Alito Fails the Presidential Power Test
… The 1952 opinion, a concurrence by Justice Robert
H. Jackson, rejected President Harry S. Truman's assertion that he had the
constitutional power to seize the nation's steel mills to aid the war effort
in Korea. Whether and how Justice Jackson's analysis should apply to broadly
similar recent assertions by the Bush administration, notably concerning its
domestic surveillance program, will plainly be a central theme when questioning
of Judge Alito begins Tuesday morning.
The president's authority is at its maximum, Justice
Jackson wrote, when he “acts pursuant to an express or implied authorization
of Congress.” The administration says a resolution authorizing the president
to use military force after the Sept. 11 attacks was such authorization.
In his opening statement, Mr. Graham said he was troubled
by that argument. “I've got some problems,” he said, “with
using a force resolution to the point that future presidents may not be able
to get a force resolution from Congress if you interpret it too broadly.”

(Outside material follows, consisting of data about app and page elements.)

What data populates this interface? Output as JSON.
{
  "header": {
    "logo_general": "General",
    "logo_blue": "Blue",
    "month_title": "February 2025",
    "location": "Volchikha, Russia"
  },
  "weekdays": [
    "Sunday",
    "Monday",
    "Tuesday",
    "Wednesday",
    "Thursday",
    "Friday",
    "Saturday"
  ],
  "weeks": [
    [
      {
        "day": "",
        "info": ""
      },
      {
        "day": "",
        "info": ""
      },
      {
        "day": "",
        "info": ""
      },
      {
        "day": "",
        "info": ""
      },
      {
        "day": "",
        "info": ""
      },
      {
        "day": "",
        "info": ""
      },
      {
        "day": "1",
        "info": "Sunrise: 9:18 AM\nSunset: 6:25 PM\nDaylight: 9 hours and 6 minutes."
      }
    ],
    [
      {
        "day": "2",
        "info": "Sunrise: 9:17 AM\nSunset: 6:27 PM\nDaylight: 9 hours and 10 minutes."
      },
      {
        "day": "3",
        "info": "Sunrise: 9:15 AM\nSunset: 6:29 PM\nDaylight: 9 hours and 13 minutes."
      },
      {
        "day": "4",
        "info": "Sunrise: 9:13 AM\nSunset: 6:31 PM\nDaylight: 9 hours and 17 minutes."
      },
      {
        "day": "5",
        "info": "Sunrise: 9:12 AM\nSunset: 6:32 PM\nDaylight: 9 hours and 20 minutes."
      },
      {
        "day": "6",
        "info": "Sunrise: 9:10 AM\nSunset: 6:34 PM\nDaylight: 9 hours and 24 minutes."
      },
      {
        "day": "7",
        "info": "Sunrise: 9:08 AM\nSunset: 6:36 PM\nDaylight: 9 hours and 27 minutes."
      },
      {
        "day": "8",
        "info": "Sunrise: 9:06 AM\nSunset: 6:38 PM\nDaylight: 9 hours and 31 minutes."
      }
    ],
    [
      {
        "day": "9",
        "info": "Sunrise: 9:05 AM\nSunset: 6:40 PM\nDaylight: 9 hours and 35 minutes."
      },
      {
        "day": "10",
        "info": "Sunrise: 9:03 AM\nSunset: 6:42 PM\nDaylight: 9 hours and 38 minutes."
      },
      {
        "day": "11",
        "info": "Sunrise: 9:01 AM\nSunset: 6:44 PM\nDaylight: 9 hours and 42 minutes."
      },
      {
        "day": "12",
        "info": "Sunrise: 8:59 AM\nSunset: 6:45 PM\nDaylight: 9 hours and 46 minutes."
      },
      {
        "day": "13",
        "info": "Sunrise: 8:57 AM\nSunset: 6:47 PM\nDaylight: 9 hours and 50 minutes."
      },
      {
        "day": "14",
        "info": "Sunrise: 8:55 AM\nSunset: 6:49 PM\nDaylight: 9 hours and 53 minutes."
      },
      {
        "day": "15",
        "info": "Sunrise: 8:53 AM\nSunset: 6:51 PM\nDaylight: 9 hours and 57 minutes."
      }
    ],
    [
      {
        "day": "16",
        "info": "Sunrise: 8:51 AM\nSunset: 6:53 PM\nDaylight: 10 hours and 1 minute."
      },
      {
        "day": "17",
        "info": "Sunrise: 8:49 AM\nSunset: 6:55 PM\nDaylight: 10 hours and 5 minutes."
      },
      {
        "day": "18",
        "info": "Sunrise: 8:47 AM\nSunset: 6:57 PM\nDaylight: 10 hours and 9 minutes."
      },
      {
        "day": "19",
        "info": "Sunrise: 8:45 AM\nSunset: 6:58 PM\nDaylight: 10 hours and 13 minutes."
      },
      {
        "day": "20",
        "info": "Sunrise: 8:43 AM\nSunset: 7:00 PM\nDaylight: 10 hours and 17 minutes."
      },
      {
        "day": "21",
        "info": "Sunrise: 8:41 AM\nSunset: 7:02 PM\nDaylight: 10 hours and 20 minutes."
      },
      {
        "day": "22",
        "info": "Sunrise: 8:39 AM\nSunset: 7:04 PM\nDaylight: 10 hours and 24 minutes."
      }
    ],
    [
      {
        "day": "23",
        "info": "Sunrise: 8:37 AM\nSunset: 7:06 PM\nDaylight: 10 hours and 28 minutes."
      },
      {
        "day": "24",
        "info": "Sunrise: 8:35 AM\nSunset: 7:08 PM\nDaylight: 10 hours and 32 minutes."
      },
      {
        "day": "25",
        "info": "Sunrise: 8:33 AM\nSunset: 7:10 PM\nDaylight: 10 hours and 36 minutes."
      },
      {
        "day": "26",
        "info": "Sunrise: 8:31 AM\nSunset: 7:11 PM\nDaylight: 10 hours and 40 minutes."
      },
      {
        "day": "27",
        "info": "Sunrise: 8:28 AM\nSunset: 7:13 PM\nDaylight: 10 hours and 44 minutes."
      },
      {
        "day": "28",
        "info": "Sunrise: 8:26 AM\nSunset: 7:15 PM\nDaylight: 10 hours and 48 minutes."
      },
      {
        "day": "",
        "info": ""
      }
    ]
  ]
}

Justice Jackson's second category was “a zone
of twilight” in which Congress has taken no action. In that case, he
said, “any actual test of power is likely to depend on the imperatives
of events and contemporary imponderables rather than on abstract theories

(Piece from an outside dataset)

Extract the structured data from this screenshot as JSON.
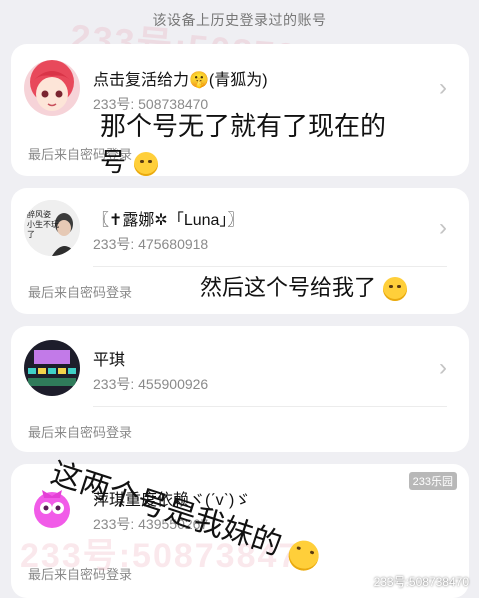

The third category is where the president takes action
at odds with the will of Congress. A 1978 law, the Foreign Intelligence Surveillance
Act, appears to require court approval before monitoring of the sort the administration

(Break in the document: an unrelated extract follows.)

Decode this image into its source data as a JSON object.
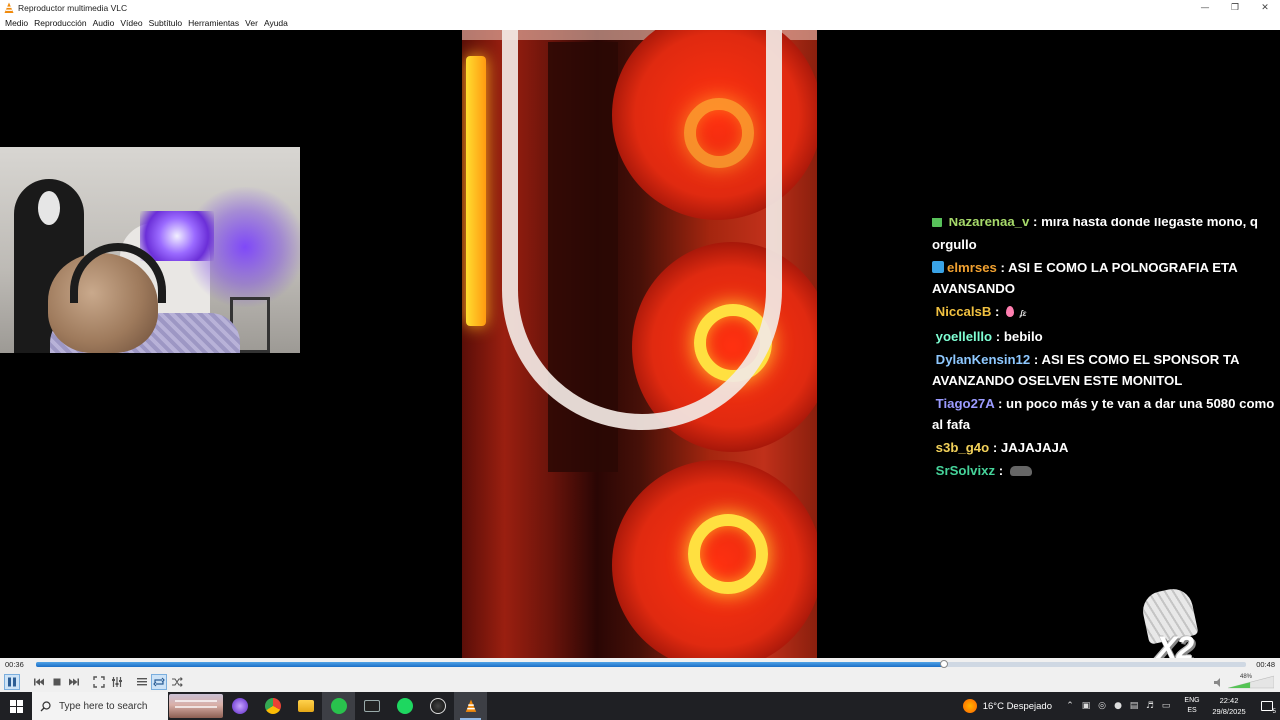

In this third area, Justice Jackson said, the president's
power is “at its lowest ebb,” and claims of presidential authority
“must be scrutinized with caution.”
The senators on the Judiciary Committee heard our cries. Finally,
the focus turned towards presidential power.
The hearings should have focused on the limits of presidential
power yesterday, but it didn't. Maybe that's why the esteemed Senator Kennedy
is not in the room today or maybe it's just a coincidence.
Presidential power is at its lowest ebb when the president is assuming
power that the Congress has expressly taken away was Feinstein's first salvo.
Judge Alito seemed to agree with that, however, we learn from Senator Feingold's questioning
later this isn't quite the case.
Obviously, by the 1978
FISA Act's inception, the president is constrained from spying on American
citizens within the United States if he does not got to the FISA court for permission,
whether it's at the beginning or 72 hours after the surveillance has begun.
Article II of the Constitution gives the executive, the president the power,
but when Congress has enacted laws that take some of that power away, then the
president's power is at its lowest ebb at that point, drilling Justice Jackson's ruling home one more time, with feeling. However, is the president
bound by the law, the statute, when a “signing statement” has been
added to legislation? We still do not know. The specifics aren't available, so Alito wasn't asked. Without the exact signing statement and situation you cannot know the bottom line and Alito can't answer questions on specifics of how he'd rule on a case.
It is also clear that this is still an undecided judicial reality, as far as
George W. Bush is concerned, which will likely come before the courts. Our president
obviously feels that he can go beyond detention during wartime, like what happened
in Afghanistan, which is where Senator Feinstein began. There is a difference
between power during the war in Afghanistan or in Iraq and the power President
Bush is assuming during the “global war on terror.”
It's here that Senator Grassley took over to say that whatever wacky theories
Alito may or may not have on “unitary executive,” he's only going
to decide on the case before him. Alito conveniently agreed saying he'd rely
Then Senator Feingold taught us something. Judge Alito was prepared
for his confirmation hearings by Benjamin Powell and Harriet Miers, both of
whom were deeply involved in the president's illegal NSA spying maneuvers. Feingold
learned this only after receiving a requested list of who exactly helped prepare
Alito for the hearings. I ask you, does this not say it all? (UPDATE: more via Think Progress)
The Constitution trumps the statute, says Judge Alito, however, it
would be “very rare” for a president to go beyond a statute enacted
by Congress. But in the end, Judge Alito did not satisfy Senator Feingold or
myself, for that matter, because he expressly left the door open that in the
end it would depend on the particulars of the case involved.
Alito did say that the 5th Amendment prohibits the admittance of evidence obtained
by torture. Whew. Um, but… er… what if the president adds a “signing
statement” that outlines the importance of an event surrounding that coerced
testimony, which was interpreted as a “very rare” situation to which
the president felt compelled to act?
Yeah, here we go again, we just don't know what Judge Alito would do when it comes to presidential power, expressly put, the abuse of power George W. Bush has already committed. What we do know is that the lawyers who helped Bush expand his “unitary exectutive” powers, in which Alito believes, were the very people who prepared the judge for his confirmation. The saying “thick as thieves” comes to mind.